he might be the next jason marquis, though; that's who baseball-reference.com lists as pineiro's #1 most comparable pitcher. when you've finished retching, realize that marquis was a league-average pitcher in 3 of the last 4 years. . . . but also realize that he pitched himself clear off the playoff roster twice in that span, and out of the playoff rotation a 3d time; with his horrible performance down the stretch in 2007, he may have pitched himself out of the cubs' plans for 2008. typical mediocrity --- he buoys you up, he drags you down. other top-10 pineiro comps include kyle lohse (4.62 era in 2007), steve trachsel (4.90), and eric milton (5.17). the only good pitcher on the list is brad penny.

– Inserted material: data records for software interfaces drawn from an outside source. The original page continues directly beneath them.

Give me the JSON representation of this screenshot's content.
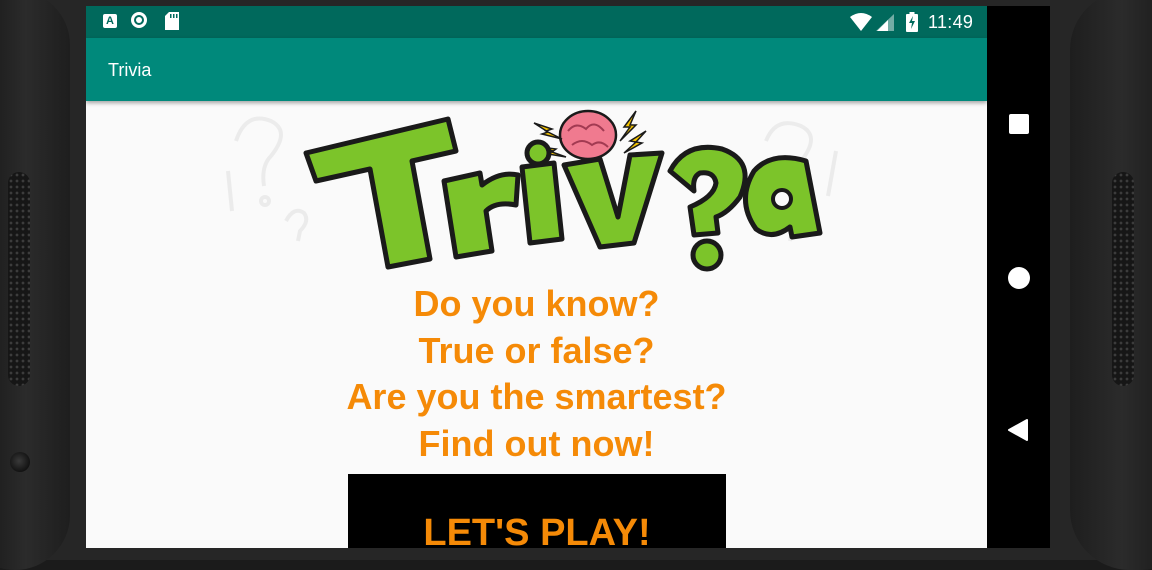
{
  "status_bar": {
    "time": "11:49",
    "icons": [
      "text-a-icon",
      "sync-circle-icon",
      "sd-card-icon",
      "wifi-icon",
      "cell-signal-icon",
      "battery-charging-icon"
    ]
  },
  "app_bar": {
    "title": "Trivia"
  },
  "logo": {
    "text": "Triv?a",
    "colors": {
      "letters": "#7cc42a",
      "outline": "#1a1a1a",
      "brain": "#f07a8f",
      "sparks": "#f5c400"
    }
  },
  "taglines": [
    "Do you know?",
    "True or false?",
    "Are you the smartest?",
    "Find out now!"
  ],
  "play_button": {
    "label": "LET'S PLAY!"
  },
  "nav_bar": {
    "items": [
      "recents-square-icon",
      "home-circle-icon",
      "back-triangle-icon"
    ]
  },
  "colors": {
    "status_bar": "#00695c",
    "app_bar": "#00897b",
    "accent_text": "#f58a07",
    "content_bg": "#fafafa",
    "button_bg": "#000000"
  }
}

there's a reasonable chance this guy will be about as effective as marquis or lohse --- a .500ish pitcher with an era between 4.50 and 5.00. but the cards already have two roster spots committed to pitchers of that caliber (looper and franklin), and roster spots are finite resources. for all the discussion about dewitt's tight-fisted spending, the bigger problem with this team has been profligacy --- the extravagant waste of roster spots on players with limited abilities and little development potential. (say it with me, everybody: opportunity cost.) as for pineiro's salary, it might be that a rump-of-rotation pitcher is worth $6.5m a year these days; perhaps that's a reality of the market. but it's a dead-end market, frequented by teams that are going nowhere. kris benson in baltimore, eric milton in cincinnati, tony armas in pittsburgh, steve trachsel and ramon ortiz in whatever towns they happen to find themselves in a given year --- that's the circuit pineiro travels on. it's not a loop any of us wants to see the cardinals get trapped in.
it's this prospect, not joel pineiro per se, that has me and so many other VEBbers feeling blue in the wake of this signing.